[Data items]
:::::

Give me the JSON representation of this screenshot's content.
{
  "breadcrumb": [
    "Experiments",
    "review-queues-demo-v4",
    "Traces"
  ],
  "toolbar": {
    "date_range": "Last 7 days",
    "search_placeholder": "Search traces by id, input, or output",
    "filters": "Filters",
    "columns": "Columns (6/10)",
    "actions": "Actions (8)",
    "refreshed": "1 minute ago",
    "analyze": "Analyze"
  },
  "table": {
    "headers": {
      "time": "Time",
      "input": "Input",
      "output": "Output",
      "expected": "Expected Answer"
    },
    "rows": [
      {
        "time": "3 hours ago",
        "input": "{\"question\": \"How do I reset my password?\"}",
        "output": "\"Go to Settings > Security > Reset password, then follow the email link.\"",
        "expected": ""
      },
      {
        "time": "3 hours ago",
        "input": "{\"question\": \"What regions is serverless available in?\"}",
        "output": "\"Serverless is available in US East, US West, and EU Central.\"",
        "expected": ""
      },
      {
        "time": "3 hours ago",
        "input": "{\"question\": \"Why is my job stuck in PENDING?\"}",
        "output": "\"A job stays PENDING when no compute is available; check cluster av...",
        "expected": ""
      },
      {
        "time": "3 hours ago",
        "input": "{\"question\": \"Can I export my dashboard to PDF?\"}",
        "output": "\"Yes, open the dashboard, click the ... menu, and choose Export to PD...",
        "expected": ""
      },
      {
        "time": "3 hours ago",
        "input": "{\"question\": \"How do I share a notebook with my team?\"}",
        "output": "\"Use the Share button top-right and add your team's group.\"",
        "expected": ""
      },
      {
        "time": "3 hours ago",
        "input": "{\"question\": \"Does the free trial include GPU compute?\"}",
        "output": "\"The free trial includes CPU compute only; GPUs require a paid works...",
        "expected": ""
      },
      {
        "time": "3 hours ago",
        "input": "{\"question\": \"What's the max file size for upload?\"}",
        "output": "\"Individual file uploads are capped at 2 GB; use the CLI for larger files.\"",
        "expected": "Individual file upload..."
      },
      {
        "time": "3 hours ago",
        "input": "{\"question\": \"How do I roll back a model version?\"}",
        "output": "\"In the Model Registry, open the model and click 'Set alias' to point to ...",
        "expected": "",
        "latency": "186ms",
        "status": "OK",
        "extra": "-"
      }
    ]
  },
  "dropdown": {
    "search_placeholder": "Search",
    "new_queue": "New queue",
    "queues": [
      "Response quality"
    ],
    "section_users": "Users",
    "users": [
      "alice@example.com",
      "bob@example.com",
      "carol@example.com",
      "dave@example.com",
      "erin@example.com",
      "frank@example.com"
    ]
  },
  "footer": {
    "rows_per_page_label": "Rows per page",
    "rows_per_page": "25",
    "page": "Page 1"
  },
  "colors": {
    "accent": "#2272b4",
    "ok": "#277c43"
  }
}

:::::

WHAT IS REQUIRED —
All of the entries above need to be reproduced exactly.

SOLUTION TO THIS EXERCISE —
Give me the JSON representation of this screenshot's content.
{
  "breadcrumb": [
    "Experiments",
    "review-queues-demo-v4",
    "Traces"
  ],
  "toolbar": {
    "date_range": "Last 7 days",
    "search_placeholder": "Search traces by id, input, or output",
    "filters": "Filters",
    "columns": "Columns (6/10)",
    "actions": "Actions (8)",
    "refreshed": "1 minute ago",
    "analyze": "Analyze"
  },
  "table": {
    "headers": {
      "time": "Time",
      "input": "Input",
      "output": "Output",
      "expected": "Expected Answer"
    },
    "rows": [
      {
        "time": "3 hours ago",
        "input": "{\"question\": \"How do I reset my password?\"}",
        "output": "\"Go to Settings > Security > Reset password, then follow the email link.\"",
        "expected": ""
      },
      {
        "time": "3 hours ago",
        "input": "{\"question\": \"What regions is serverless available in?\"}",
        "output": "\"Serverless is available in US East, US West, and EU Central.\"",
        "expected": ""
      },
      {
        "time": "3 hours ago",
        "input": "{\"question\": \"Why is my job stuck in PENDING?\"}",
        "output": "\"A job stays PENDING when no compute is available; check cluster av...",
        "expected": ""
      },
      {
        "time": "3 hours ago",
        "input": "{\"question\": \"Can I export my dashboard to PDF?\"}",
        "output": "\"Yes, open the dashboard, click the ... menu, and choose Export to PD...",
        "expected": ""
      },
      {
        "time": "3 hours ago",
        "input": "{\"question\": \"How do I share a notebook with my team?\"}",
        "output": "\"Use the Share button top-right and add your team's group.\"",
        "expected": ""
      },
      {
        "time": "3 hours ago",
        "input": "{\"question\": \"Does the free trial include GPU compute?\"}",
        "output": "\"The free trial includes CPU compute only; GPUs require a paid works...",
        "expected": ""
      },
      {
        "time": "3 hours ago",
        "input": "{\"question\": \"What's the max file size for upload?\"}",
        "output": "\"Individual file uploads are capped at 2 GB; use the CLI for larger files.\"",
        "expected": "Individual file upload..."
      },
      {
        "time": "3 hours ago",
        "input": "{\"question\": \"How do I roll back a model version?\"}",
        "output": "\"In the Model Registry, open the model and click 'Set alias' to point to ...",
        "expected": "",
        "latency": "186ms",
        "status": "OK",
        "extra": "-"
      }
    ]
  },
  "dropdown": {
    "search_placeholder": "Search",
    "new_queue": "New queue",
    "queues": [
      "Response quality"
    ],
    "section_users": "Users",
    "users": [
      "alice@example.com",
      "bob@example.com",
      "carol@example.com",
      "dave@example.com",
      "erin@example.com",
      "frank@example.com"
    ]
  },
  "footer": {
    "rows_per_page_label": "Rows per page",
    "rows_per_page": "25",
    "page": "Page 1"
  },
  "colors": {
    "accent": "#2272b4",
    "ok": "#277c43"
  }
}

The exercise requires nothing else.